> **What is being asked**: Search the records below for the string "user" and copy each line where it turns up.

(App and web page records)
--- START ---

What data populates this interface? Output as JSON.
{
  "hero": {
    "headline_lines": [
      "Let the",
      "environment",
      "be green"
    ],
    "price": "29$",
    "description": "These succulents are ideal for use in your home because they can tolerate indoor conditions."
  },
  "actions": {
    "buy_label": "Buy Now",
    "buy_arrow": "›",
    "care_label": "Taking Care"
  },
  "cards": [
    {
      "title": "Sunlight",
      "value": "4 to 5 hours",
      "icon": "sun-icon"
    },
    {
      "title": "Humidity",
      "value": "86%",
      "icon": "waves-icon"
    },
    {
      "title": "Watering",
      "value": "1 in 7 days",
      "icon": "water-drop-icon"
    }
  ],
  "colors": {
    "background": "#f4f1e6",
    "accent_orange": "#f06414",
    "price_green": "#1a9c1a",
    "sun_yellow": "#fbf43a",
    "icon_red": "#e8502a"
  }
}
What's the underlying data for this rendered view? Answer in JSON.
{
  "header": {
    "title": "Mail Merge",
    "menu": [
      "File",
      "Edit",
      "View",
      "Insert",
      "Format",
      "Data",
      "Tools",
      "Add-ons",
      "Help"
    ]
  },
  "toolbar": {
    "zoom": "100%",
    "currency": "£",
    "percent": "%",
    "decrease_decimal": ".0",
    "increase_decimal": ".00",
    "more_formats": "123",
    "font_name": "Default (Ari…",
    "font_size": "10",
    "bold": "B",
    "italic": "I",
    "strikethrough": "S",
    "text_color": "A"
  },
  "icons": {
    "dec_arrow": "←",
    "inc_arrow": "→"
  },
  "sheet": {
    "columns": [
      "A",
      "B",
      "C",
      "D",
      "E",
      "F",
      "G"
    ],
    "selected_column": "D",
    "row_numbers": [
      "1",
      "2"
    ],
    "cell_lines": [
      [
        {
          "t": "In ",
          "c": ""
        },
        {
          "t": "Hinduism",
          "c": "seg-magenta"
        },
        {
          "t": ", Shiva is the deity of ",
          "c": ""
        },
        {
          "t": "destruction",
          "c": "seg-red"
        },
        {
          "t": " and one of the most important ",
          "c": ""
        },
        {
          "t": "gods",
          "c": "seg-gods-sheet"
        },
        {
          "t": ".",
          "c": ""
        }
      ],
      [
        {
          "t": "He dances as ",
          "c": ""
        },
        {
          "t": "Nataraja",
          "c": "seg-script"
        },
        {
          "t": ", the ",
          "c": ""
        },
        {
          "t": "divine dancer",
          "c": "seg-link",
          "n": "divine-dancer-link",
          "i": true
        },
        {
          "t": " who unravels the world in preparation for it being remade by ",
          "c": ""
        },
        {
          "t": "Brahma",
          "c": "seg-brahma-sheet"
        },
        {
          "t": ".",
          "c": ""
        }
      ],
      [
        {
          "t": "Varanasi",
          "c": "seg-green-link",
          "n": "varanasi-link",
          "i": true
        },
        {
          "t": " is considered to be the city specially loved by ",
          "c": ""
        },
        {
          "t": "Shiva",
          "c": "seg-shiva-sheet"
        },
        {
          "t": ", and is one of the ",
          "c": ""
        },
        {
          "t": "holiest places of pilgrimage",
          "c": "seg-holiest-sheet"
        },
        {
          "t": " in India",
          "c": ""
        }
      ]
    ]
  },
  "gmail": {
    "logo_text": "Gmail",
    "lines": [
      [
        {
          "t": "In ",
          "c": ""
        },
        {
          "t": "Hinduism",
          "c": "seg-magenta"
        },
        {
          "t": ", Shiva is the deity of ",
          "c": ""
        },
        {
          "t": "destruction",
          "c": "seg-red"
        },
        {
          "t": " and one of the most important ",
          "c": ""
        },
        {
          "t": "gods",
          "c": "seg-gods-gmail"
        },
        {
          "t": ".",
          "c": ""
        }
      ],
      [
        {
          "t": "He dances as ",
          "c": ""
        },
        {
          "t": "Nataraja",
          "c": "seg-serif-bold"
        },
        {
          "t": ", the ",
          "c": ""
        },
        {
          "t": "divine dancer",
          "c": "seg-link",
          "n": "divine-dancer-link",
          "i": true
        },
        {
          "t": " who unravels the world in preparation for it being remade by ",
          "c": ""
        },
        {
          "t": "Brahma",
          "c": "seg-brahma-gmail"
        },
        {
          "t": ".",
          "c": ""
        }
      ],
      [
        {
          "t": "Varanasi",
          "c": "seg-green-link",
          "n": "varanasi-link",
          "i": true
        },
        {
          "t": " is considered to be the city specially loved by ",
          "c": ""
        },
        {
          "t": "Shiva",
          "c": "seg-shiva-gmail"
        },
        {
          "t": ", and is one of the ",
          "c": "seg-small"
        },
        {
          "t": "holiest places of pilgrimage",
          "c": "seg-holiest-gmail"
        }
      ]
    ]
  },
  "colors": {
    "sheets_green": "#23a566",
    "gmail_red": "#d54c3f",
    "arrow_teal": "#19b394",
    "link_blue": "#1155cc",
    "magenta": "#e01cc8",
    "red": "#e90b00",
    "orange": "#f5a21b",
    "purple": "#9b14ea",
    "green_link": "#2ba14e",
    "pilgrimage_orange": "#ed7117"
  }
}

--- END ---
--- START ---

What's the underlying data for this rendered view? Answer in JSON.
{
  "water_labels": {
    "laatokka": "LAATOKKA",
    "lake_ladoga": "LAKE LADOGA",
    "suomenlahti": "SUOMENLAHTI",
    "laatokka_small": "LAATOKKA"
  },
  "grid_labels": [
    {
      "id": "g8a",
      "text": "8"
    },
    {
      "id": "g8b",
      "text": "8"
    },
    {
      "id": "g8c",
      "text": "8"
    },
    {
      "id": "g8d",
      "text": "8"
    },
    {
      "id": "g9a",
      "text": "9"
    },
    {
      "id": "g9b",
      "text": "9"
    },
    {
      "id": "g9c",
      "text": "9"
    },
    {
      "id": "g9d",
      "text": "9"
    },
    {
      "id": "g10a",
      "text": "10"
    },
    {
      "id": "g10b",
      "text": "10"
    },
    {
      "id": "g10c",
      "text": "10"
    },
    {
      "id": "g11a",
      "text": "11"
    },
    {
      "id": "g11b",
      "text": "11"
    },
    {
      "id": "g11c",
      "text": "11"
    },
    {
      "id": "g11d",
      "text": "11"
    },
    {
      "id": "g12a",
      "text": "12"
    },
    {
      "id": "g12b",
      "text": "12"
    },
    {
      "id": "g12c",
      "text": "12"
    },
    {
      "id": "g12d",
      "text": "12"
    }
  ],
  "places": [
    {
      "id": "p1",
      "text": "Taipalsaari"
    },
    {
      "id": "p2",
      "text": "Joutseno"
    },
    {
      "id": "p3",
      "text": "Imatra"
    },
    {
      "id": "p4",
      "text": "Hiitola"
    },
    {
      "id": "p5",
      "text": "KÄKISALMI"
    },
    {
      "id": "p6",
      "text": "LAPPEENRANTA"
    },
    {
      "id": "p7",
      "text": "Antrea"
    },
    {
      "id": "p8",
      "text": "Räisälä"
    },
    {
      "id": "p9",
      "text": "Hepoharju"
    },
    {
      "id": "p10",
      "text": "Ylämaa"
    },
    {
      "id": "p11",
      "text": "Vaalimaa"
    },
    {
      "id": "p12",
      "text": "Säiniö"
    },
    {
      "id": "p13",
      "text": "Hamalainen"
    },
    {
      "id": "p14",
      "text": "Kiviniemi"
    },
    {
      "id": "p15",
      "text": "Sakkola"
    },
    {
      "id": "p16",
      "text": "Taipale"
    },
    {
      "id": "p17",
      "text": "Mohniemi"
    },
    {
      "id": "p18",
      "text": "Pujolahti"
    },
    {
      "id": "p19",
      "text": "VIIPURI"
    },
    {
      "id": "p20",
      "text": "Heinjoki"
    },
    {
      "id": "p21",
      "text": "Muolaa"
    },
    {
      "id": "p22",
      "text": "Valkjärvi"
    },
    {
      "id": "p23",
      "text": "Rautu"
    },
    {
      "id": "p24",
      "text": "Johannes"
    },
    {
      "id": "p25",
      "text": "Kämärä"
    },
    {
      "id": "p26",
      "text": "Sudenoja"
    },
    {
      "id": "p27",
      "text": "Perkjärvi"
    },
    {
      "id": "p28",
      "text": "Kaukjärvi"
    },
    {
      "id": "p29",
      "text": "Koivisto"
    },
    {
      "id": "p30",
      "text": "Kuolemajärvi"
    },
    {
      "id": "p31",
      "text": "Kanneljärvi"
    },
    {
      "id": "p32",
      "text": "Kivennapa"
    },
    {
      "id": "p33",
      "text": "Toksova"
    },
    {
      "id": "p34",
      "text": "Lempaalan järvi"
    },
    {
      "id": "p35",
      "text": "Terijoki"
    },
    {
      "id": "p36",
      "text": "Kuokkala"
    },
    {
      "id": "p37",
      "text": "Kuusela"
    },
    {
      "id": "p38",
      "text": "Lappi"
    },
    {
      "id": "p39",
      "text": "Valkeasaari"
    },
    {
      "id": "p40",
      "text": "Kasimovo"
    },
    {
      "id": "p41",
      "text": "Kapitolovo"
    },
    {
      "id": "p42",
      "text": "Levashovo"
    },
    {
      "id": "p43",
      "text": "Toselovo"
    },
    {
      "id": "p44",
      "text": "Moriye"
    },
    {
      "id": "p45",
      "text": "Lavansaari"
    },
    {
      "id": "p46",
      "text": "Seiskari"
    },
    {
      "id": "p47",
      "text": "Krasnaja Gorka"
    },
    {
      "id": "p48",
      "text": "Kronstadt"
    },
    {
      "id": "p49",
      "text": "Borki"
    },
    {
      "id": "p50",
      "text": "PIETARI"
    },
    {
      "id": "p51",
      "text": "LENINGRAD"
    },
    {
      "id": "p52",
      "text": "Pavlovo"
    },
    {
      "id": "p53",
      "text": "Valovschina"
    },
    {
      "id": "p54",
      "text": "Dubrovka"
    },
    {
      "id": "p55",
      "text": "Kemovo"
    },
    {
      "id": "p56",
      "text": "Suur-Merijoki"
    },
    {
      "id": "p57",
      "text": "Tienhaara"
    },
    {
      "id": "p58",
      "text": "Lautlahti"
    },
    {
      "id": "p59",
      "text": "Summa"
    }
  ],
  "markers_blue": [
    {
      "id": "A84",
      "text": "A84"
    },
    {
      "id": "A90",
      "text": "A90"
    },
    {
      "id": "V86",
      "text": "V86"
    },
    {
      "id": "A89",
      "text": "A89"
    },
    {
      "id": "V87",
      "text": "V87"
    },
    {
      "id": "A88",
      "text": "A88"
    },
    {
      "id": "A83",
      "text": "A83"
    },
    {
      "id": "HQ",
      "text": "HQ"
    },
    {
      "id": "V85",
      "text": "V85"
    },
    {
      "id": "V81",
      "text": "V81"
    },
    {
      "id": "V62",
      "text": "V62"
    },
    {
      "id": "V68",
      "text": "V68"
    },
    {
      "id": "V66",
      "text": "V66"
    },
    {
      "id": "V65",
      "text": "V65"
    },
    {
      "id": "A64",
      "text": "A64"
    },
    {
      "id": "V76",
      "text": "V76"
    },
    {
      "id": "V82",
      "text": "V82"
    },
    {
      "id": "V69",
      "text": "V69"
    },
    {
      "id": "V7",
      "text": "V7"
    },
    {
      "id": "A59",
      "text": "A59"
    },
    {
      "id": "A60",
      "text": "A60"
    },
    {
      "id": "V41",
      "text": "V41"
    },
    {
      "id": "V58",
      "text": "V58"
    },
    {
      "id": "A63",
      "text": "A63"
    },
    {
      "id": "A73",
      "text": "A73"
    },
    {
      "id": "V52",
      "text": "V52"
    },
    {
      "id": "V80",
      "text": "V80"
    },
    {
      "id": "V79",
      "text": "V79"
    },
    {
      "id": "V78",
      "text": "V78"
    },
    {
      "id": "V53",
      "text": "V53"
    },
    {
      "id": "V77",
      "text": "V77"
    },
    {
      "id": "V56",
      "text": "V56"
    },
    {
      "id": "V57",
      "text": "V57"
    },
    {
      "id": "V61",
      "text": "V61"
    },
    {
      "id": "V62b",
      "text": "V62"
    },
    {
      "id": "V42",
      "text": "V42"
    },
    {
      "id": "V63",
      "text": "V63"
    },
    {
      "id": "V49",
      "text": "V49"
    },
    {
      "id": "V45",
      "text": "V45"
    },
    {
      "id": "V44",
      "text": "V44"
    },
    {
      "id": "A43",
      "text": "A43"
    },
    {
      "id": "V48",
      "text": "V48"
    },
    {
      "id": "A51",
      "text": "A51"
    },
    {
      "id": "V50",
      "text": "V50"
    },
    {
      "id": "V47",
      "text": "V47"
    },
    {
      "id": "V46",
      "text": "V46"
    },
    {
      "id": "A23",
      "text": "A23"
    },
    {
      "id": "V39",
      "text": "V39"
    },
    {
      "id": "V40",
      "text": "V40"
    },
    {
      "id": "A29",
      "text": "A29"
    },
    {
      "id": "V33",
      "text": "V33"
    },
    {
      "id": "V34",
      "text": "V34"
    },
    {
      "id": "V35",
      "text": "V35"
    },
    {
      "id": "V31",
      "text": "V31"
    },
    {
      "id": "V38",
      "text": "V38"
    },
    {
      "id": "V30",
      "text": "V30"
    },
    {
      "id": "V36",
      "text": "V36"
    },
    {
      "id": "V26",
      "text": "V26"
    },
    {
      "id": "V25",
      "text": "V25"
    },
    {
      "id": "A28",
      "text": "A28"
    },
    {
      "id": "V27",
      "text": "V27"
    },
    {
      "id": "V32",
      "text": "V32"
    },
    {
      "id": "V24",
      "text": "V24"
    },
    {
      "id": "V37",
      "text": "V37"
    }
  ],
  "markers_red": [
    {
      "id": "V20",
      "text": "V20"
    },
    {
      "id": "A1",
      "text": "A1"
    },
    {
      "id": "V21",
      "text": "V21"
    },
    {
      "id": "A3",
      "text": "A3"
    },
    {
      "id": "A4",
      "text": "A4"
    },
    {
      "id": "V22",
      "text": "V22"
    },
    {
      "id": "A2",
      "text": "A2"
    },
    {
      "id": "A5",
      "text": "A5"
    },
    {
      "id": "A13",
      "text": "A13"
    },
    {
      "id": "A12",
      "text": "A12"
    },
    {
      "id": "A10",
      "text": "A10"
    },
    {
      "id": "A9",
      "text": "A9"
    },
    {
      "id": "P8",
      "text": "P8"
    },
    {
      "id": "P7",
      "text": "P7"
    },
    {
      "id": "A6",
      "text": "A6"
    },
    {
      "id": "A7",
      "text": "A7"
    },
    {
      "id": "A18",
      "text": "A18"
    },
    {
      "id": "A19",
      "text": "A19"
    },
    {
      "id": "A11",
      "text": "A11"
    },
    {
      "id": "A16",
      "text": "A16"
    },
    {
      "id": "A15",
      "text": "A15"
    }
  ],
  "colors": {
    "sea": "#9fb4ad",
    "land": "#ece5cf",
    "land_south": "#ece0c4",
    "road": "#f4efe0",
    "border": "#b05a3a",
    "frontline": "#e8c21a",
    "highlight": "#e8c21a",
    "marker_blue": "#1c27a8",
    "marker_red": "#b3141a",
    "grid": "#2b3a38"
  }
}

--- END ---
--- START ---

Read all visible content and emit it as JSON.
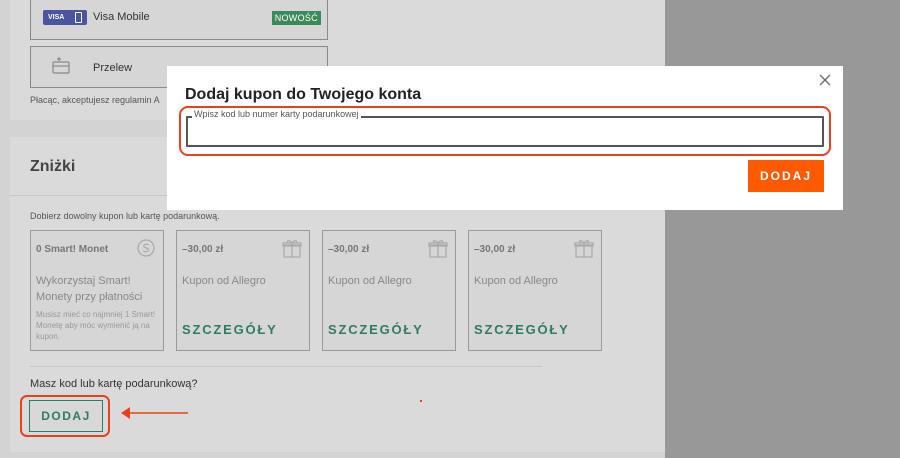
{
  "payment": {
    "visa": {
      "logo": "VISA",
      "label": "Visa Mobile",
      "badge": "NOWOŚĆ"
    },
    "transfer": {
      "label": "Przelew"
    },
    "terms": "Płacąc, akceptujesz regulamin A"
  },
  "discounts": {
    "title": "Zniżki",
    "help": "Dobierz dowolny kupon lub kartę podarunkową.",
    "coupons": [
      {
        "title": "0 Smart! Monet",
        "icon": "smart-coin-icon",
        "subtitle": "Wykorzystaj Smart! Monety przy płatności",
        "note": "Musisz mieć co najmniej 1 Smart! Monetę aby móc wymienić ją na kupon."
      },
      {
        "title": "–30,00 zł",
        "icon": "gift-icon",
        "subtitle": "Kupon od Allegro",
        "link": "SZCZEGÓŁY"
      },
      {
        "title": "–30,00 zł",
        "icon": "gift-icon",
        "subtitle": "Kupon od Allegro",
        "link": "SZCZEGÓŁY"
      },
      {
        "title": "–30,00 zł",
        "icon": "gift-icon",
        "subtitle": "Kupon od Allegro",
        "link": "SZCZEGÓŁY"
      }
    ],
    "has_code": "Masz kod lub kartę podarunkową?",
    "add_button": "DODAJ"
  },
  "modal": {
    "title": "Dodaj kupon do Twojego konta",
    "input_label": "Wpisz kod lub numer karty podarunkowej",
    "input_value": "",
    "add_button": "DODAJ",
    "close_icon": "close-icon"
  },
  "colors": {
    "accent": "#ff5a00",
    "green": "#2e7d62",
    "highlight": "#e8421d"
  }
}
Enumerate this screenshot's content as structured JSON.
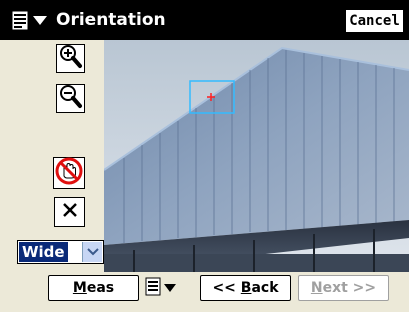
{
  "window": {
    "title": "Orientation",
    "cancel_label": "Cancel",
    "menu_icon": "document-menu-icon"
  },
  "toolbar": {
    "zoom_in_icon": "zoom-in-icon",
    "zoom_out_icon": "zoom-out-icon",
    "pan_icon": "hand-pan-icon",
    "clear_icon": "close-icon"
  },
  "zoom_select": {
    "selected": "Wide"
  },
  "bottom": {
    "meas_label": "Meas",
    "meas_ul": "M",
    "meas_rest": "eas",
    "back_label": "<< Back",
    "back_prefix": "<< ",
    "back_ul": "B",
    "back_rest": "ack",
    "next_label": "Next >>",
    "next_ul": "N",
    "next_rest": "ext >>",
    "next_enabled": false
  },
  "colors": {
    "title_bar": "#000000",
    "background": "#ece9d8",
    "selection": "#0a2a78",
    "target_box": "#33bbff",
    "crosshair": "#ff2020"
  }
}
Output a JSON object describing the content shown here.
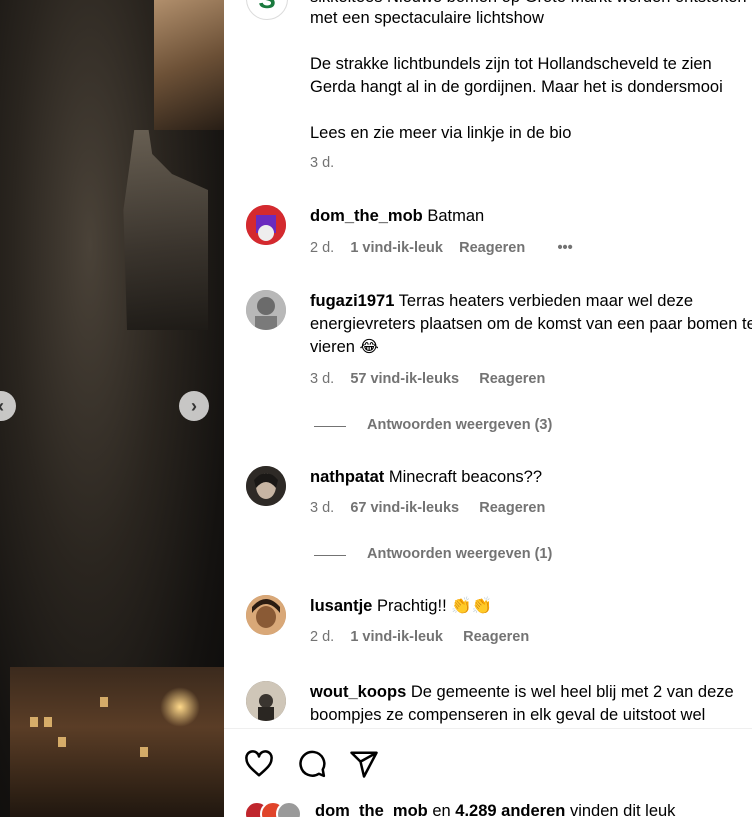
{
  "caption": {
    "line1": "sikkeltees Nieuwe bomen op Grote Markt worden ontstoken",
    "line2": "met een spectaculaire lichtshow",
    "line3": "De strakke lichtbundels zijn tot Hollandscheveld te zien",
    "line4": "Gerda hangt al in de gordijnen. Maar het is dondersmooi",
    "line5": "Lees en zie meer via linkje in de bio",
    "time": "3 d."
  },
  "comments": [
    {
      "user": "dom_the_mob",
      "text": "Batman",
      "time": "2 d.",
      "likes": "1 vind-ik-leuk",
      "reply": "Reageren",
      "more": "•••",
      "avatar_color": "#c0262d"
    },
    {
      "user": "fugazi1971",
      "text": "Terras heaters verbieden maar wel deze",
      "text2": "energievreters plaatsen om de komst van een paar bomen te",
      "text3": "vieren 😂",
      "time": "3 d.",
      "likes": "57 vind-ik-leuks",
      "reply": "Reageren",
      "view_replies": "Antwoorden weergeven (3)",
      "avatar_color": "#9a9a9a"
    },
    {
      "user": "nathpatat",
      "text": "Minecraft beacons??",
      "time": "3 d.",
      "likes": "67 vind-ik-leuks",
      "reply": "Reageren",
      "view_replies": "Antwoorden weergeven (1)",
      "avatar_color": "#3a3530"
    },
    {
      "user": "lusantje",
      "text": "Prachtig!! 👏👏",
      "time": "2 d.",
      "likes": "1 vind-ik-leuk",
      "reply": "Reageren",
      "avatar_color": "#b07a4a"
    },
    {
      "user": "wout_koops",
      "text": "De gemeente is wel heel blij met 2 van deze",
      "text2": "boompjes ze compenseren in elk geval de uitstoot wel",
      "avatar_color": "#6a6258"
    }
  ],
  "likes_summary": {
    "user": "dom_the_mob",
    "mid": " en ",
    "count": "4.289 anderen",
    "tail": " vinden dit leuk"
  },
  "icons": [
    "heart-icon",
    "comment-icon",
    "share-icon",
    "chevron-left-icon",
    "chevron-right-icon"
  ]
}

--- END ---

> **Answer for this exercise**:
      "user": "dom_the_mob",
      "user": "fugazi1971",
      "user": "nathpatat",
      "user": "lusantje",
      "user": "wout_koops",
    "user": "dom_the_mob",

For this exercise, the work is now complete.